MAKING HIS MARK: The GLOBE & MAIL's David Shoalts writes the pension court battle between the NHL and the NHLPA will be a "watershed moment" for Kelly. It is not important that Kelly "wins the fight, only that he is willing to wage it," as by doing so, he "should satisfy a small but influential group of his members who remain suspicious of anything that smacks of a cozy relationship with the NHL." Union sources have indicated that the players are "keeping a close eye on Kelly," as they "do not want to see any sign of overt chumminess with management." However, the pension dispute "could satisfy the hardliners that Kelly is his own man, ready to go to war for the players, but at the same time not provoke a major war that might derail the gravy train for the moderates" (GLOBE & MAIL, 9/15).
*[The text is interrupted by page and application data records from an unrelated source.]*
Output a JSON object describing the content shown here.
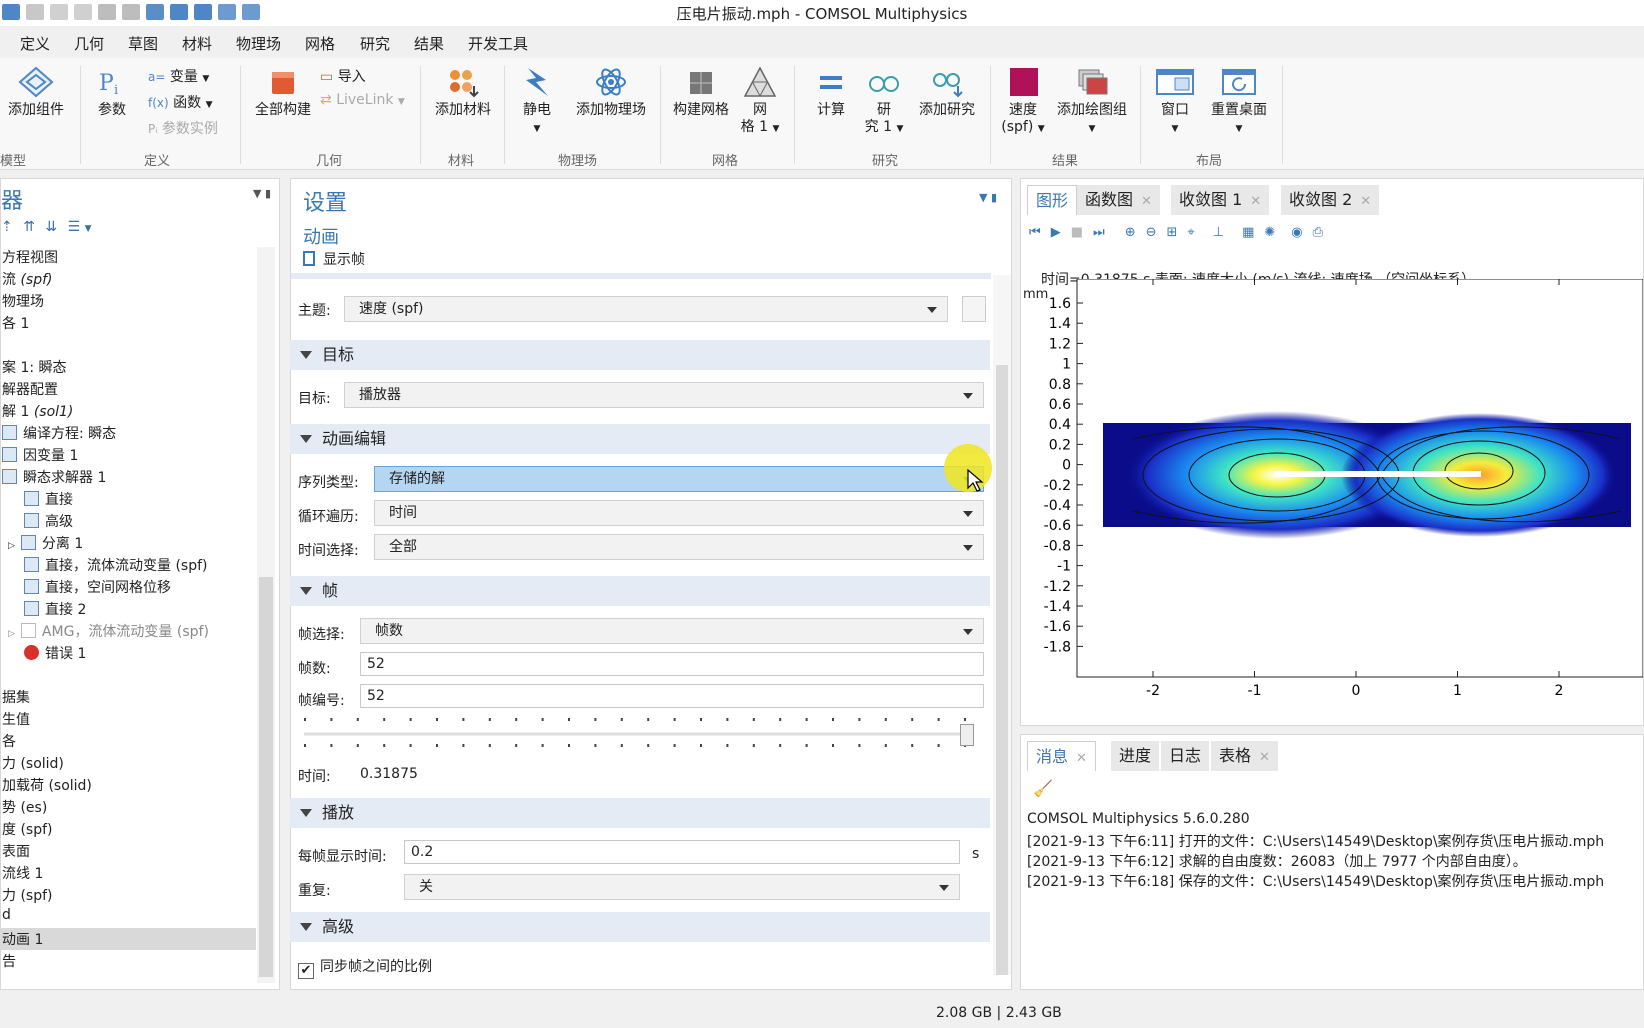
{
  "window": {
    "title": "压电片振动.mph - COMSOL Multiphysics"
  },
  "menu": [
    "定义",
    "几何",
    "草图",
    "材料",
    "物理场",
    "网格",
    "研究",
    "结果",
    "开发工具"
  ],
  "ribbon": {
    "add_component": "添加组件",
    "params": "参数",
    "variables": "变量",
    "functions": "函数",
    "param_case": "参数实例",
    "build_all": "全部构建",
    "import": "导入",
    "livelink": "LiveLink",
    "add_material": "添加材料",
    "electrostatics": "静电",
    "add_physics": "添加物理场",
    "build_mesh": "构建网格",
    "mesh1_a": "网",
    "mesh1_b": "格 1",
    "compute": "计算",
    "study_a": "研",
    "study_b": "究 1",
    "add_study": "添加研究",
    "velocity_a": "速度",
    "velocity_b": "(spf)",
    "add_plot_group": "添加绘图组",
    "windows": "窗口",
    "reset_desktop": "重置桌面",
    "groups": {
      "model": "模型",
      "definitions": "定义",
      "geometry": "几何",
      "materials": "材料",
      "physics": "物理场",
      "mesh": "网格",
      "study": "研究",
      "results": "结果",
      "layout": "布局"
    }
  },
  "left_panel": {
    "title": "器",
    "items": [
      {
        "text": "方程视图",
        "italic": ""
      },
      {
        "text": "流 ",
        "italic": "(spf)"
      },
      {
        "text": "物理场",
        "italic": ""
      },
      {
        "text": "各 1",
        "italic": ""
      },
      {
        "text": "",
        "italic": ""
      },
      {
        "text": "案 1: 瞬态",
        "italic": ""
      },
      {
        "text": "解器配置",
        "italic": ""
      },
      {
        "text": "解 1 ",
        "italic": "(sol1)"
      },
      {
        "text": "编译方程: 瞬态",
        "italic": ""
      },
      {
        "text": "因变量 1",
        "italic": ""
      },
      {
        "text": "瞬态求解器 1",
        "italic": ""
      },
      {
        "text": "直接",
        "italic": ""
      },
      {
        "text": "高级",
        "italic": ""
      },
      {
        "text": "分离 1",
        "italic": ""
      },
      {
        "text": "直接，流体流动变量 (spf)",
        "italic": ""
      },
      {
        "text": "直接，空间网格位移",
        "italic": ""
      },
      {
        "text": "直接 2",
        "italic": ""
      },
      {
        "text": "AMG，流体流动变量 (spf)",
        "italic": ""
      },
      {
        "text": "错误 1",
        "italic": ""
      },
      {
        "text": "",
        "italic": ""
      },
      {
        "text": "据集",
        "italic": ""
      },
      {
        "text": "生值",
        "italic": ""
      },
      {
        "text": "各",
        "italic": ""
      },
      {
        "text": "力 (solid)",
        "italic": ""
      },
      {
        "text": "加载荷 (solid)",
        "italic": ""
      },
      {
        "text": "势 (es)",
        "italic": ""
      },
      {
        "text": "度 (spf)",
        "italic": ""
      },
      {
        "text": "表面",
        "italic": ""
      },
      {
        "text": "流线 1",
        "italic": ""
      },
      {
        "text": "力 (spf)",
        "italic": ""
      },
      {
        "text": "d",
        "italic": ""
      },
      {
        "text": "动画 1",
        "italic": ""
      },
      {
        "text": "告",
        "italic": ""
      }
    ]
  },
  "settings": {
    "title": "设置",
    "subtitle": "动画",
    "show_frame": "显示帧",
    "subject_label": "主题:",
    "subject_value": "速度 (spf)",
    "sec_target": "目标",
    "target_label": "目标:",
    "target_value": "播放器",
    "sec_anim_edit": "动画编辑",
    "seq_label": "序列类型:",
    "seq_value": "存储的解",
    "loop_label": "循环遍历:",
    "loop_value": "时间",
    "timesel_label": "时间选择:",
    "timesel_value": "全部",
    "sec_frames": "帧",
    "framesel_label": "帧选择:",
    "framesel_value": "帧数",
    "nframes_label": "帧数:",
    "nframes_value": "52",
    "frameno_label": "帧编号:",
    "frameno_value": "52",
    "time_label": "时间:",
    "time_value": "0.31875",
    "slider_fraction": 1.0,
    "sec_play": "播放",
    "frametime_label": "每帧显示时间:",
    "frametime_value": "0.2",
    "frametime_unit": "s",
    "repeat_label": "重复:",
    "repeat_value": "关",
    "sec_advanced": "高级",
    "sync_label": "同步帧之间的比例"
  },
  "graphics": {
    "tabs": [
      "图形",
      "函数图",
      "收敛图 1",
      "收敛图 2"
    ],
    "caption": "时间=0.31875 s      表面: 速度大小 (m/s)   流线: 速度场  （空间坐标系）",
    "unit": "mm",
    "yticks": [
      "1.6",
      "1.4",
      "1.2",
      "1",
      "0.8",
      "0.6",
      "0.4",
      "0.2",
      "0",
      "-0.2",
      "-0.4",
      "-0.6",
      "-0.8",
      "-1",
      "-1.2",
      "-1.4",
      "-1.6",
      "-1.8"
    ],
    "xticks": [
      "-2",
      "-1",
      "0",
      "1",
      "2"
    ]
  },
  "messages": {
    "tabs": [
      "消息",
      "进度",
      "日志",
      "表格"
    ],
    "lines": [
      "COMSOL Multiphysics 5.6.0.280",
      "[2021-9-13 下午6:11] 打开的文件：C:\\Users\\14549\\Desktop\\案例存货\\压电片振动.mph",
      "[2021-9-13 下午6:12] 求解的自由度数：26083（加上 7977 个内部自由度）。",
      "[2021-9-13 下午6:18] 保存的文件：C:\\Users\\14549\\Desktop\\案例存货\\压电片振动.mph"
    ]
  },
  "status": {
    "memory": "2.08 GB | 2.43 GB"
  },
  "colors": {
    "accent": "#3a78b5",
    "highlight": "#b5d6f3",
    "section": "#e4ebf4",
    "cursor": "#f0e61e"
  }
}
In Miami, Michelle Kaufman reported La Liga club FC Barcelona is "looking to launch a sister team in Miami in conjunction" with MLS. A Barcelona spokesperson said that President Joan LaPorta and CEO Joan Olive last week were in the Miami area "exploring the market but stressed that talks of starting a U.S. team are in the preliminary stages." LaPorta and Olive also visited N.Y. and are "weighing a few East Coast cities" (MIAMI HERALD, 9/14).
LEARNING FROM HISTORY: With yesterday marking the one-year anniversary of the Patriots' Spygate scandal, CBS' Charley Casserly reported the NFL this offseason "hired personnel from federal agencies whose job it was to protect our embassies from wire-tapping." Casserly: "What’s happening at stadiums during these games is first of all, we have personnel that people, that the teams are not even going to know are there and … checking to see if the frequency between the coach/player system is being disturbed deliberately.” The NFL personnel can also check to see if “players are wrongfully being miked” and they will be “able to listen in to the coach/player communication system to see when that cutoff switch goes off in 15 seconds is it being bypassed." Also, "more aggressive checks of locker rooms, players’ equipment and coaches’ booths” are taking place (“The NFL Today,” CBS, 9/14).
Has Beckham Elevated
Soccer's Status In U.S.?
DAVYDENKO CLEARED: The ATP Friday cleared Nikolay Davydenko of charges that he fixed a match last summer. The ATP said that it "found no evidence of wrongdoing" by Davydenko, his opponent, Martin Vassallo Arguello, or "anyone else associated with their match." The ATP in a statement said it has "now exhausted all avenues of inquiry open to it, and the investigation is now concluded" (N.Y. TIMES, 9/13).